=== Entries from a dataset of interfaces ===
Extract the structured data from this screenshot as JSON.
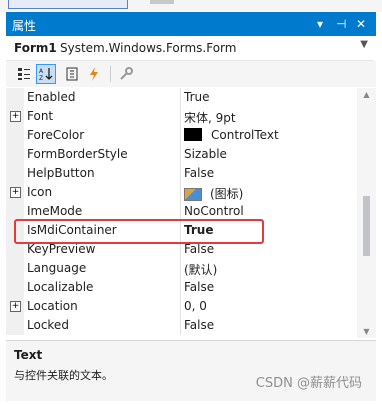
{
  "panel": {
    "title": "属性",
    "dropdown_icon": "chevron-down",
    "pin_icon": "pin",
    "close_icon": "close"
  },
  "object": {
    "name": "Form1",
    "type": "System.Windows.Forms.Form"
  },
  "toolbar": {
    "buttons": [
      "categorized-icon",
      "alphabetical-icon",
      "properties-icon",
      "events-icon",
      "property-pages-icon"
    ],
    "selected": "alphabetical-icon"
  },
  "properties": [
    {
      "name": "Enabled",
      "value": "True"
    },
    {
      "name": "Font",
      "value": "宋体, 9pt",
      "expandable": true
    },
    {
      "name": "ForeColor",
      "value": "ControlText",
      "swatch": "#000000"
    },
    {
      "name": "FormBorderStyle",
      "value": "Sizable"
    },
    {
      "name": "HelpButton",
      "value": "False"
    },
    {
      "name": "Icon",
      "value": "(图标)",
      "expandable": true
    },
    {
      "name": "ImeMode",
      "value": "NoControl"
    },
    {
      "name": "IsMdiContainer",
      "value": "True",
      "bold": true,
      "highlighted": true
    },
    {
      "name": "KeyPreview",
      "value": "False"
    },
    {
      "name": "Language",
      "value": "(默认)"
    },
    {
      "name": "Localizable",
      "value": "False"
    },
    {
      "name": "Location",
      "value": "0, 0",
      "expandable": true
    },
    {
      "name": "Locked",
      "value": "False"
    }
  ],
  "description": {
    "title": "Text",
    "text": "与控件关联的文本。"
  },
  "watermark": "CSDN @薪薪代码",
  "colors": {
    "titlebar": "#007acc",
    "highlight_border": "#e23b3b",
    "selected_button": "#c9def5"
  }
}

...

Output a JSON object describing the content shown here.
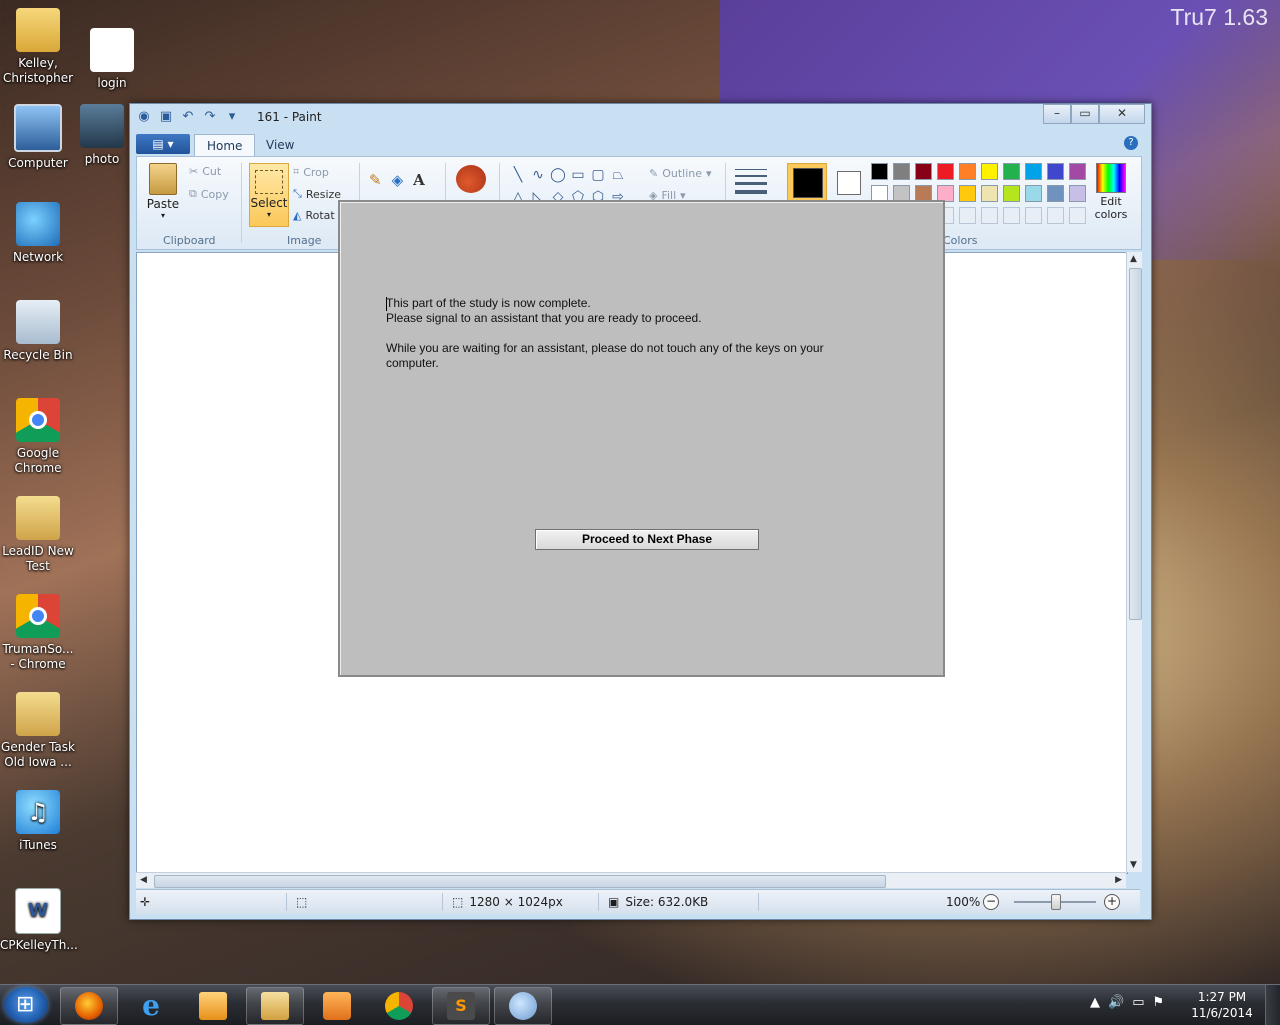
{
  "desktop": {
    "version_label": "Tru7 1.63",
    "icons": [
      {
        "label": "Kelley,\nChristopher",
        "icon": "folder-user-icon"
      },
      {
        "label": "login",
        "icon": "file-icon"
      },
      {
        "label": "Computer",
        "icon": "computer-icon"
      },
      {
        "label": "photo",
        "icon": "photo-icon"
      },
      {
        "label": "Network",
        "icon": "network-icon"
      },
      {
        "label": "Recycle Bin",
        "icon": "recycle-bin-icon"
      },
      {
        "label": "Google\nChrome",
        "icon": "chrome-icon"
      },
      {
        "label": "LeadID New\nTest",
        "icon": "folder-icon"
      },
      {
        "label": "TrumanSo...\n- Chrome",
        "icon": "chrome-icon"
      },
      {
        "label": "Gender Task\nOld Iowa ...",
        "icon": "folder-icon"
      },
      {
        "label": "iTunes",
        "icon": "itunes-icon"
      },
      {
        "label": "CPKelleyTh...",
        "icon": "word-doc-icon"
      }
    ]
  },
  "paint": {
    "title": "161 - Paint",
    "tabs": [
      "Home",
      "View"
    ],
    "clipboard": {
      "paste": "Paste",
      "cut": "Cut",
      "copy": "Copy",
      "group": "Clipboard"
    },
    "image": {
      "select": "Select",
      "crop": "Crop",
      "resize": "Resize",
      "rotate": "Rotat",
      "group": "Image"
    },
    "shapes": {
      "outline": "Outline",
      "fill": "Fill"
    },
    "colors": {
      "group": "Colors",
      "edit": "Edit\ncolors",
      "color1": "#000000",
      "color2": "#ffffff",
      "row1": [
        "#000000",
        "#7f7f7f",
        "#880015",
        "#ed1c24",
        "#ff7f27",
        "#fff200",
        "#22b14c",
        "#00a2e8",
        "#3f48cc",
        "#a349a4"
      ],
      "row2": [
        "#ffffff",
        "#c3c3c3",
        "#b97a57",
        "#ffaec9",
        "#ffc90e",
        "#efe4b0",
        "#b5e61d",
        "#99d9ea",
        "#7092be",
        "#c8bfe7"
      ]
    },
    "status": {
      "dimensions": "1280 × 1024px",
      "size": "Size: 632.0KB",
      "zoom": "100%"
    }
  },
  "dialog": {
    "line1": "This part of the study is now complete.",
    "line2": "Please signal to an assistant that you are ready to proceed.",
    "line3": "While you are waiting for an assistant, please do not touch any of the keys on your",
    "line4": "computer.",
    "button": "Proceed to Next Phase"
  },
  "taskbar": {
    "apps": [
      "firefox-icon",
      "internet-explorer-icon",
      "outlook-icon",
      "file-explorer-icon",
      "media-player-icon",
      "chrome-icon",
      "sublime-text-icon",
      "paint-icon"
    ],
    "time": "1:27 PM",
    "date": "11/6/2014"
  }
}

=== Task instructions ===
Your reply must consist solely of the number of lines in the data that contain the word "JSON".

=== Task solution ===
2